**What you should do**
Pull every line that includes the word "JSON" from the data.

Records shown Block Start

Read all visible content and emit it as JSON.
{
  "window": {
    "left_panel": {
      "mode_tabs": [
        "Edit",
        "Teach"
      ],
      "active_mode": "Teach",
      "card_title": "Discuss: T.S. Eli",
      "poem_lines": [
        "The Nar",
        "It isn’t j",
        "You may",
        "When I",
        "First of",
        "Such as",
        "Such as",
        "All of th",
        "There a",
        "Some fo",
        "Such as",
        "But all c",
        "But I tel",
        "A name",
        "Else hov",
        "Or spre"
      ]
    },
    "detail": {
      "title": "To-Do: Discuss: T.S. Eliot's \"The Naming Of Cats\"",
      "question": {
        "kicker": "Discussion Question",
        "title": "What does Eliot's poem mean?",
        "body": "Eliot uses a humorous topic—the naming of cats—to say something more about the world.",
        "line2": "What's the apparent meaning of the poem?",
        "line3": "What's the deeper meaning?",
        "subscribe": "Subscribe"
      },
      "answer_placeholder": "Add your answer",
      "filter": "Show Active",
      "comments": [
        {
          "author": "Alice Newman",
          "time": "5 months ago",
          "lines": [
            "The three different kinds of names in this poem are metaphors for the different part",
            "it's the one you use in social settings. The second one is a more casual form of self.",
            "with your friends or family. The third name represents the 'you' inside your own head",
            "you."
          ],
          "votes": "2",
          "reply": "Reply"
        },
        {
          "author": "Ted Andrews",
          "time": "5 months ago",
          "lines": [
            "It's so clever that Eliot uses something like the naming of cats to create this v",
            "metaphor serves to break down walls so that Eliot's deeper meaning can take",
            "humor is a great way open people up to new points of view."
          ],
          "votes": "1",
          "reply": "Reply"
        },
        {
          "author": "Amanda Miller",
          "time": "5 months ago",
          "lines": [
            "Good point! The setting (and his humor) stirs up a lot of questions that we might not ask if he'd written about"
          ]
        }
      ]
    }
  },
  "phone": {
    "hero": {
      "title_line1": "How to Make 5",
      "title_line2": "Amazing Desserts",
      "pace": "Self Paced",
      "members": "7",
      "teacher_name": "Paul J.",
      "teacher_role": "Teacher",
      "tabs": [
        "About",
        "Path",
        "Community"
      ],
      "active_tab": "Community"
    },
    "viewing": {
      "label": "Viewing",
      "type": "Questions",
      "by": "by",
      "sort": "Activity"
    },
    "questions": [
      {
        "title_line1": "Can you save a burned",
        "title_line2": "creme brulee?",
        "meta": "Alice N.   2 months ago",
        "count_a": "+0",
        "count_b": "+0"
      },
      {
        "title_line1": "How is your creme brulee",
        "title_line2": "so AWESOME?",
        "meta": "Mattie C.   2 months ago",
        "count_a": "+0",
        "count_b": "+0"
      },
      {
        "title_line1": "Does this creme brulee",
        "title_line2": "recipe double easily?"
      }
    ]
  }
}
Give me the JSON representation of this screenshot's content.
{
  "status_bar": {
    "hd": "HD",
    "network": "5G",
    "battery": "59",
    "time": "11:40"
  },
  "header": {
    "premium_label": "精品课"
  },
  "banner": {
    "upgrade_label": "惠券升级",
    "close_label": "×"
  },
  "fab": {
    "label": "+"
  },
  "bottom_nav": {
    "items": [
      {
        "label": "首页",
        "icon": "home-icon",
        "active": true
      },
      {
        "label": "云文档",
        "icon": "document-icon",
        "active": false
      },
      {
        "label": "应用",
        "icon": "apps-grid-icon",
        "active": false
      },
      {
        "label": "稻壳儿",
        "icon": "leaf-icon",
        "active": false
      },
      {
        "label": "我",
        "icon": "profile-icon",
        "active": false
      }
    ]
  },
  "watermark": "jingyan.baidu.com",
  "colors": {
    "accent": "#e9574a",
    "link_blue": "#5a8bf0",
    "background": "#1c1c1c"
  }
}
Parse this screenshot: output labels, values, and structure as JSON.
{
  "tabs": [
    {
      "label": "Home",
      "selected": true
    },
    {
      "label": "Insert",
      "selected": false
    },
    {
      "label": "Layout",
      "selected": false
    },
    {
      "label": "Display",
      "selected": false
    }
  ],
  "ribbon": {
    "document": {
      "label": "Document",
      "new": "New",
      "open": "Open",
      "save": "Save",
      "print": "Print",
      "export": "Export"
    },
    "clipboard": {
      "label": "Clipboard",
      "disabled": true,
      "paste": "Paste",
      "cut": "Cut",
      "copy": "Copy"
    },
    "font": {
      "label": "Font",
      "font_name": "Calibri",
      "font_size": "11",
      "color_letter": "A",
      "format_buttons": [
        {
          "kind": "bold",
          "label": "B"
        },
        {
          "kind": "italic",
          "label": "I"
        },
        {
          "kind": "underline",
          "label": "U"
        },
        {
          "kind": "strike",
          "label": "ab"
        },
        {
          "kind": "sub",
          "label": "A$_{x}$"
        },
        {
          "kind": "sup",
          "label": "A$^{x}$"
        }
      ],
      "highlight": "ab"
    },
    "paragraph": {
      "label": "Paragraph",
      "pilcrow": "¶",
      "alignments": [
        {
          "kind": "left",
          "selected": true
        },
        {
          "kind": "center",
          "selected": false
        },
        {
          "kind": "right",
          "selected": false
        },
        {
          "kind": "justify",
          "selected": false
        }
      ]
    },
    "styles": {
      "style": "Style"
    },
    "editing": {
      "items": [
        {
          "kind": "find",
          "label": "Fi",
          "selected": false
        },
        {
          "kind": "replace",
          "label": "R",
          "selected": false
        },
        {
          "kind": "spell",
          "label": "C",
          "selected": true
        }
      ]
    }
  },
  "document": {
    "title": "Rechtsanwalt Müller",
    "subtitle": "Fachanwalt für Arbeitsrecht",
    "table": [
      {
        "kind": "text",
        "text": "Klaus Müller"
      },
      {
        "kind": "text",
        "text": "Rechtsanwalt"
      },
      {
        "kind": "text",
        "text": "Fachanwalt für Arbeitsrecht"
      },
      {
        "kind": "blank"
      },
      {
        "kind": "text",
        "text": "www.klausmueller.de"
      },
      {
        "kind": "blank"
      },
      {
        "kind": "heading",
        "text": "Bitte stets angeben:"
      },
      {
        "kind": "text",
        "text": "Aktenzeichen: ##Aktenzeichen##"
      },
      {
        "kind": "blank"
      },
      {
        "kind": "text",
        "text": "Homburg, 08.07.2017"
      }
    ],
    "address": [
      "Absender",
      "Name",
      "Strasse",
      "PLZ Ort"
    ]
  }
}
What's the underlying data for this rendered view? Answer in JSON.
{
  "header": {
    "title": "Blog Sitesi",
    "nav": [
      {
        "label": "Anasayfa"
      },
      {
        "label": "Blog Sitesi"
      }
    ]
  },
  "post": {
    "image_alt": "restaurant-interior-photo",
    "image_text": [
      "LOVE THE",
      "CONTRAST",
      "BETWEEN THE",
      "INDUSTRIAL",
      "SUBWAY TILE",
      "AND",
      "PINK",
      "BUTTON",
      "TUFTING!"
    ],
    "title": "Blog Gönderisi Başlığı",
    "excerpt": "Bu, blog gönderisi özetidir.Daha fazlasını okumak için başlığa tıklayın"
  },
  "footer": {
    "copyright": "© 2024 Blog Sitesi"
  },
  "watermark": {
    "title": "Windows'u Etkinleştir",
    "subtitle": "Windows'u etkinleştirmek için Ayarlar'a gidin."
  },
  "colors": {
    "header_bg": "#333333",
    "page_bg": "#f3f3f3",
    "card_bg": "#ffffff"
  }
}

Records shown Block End

**Written solution**
Read all visible content and emit it as JSON.
Give me the JSON representation of this screenshot's content.
Parse this screenshot: output labels, values, and structure as JSON.
What's the underlying data for this rendered view? Answer in JSON.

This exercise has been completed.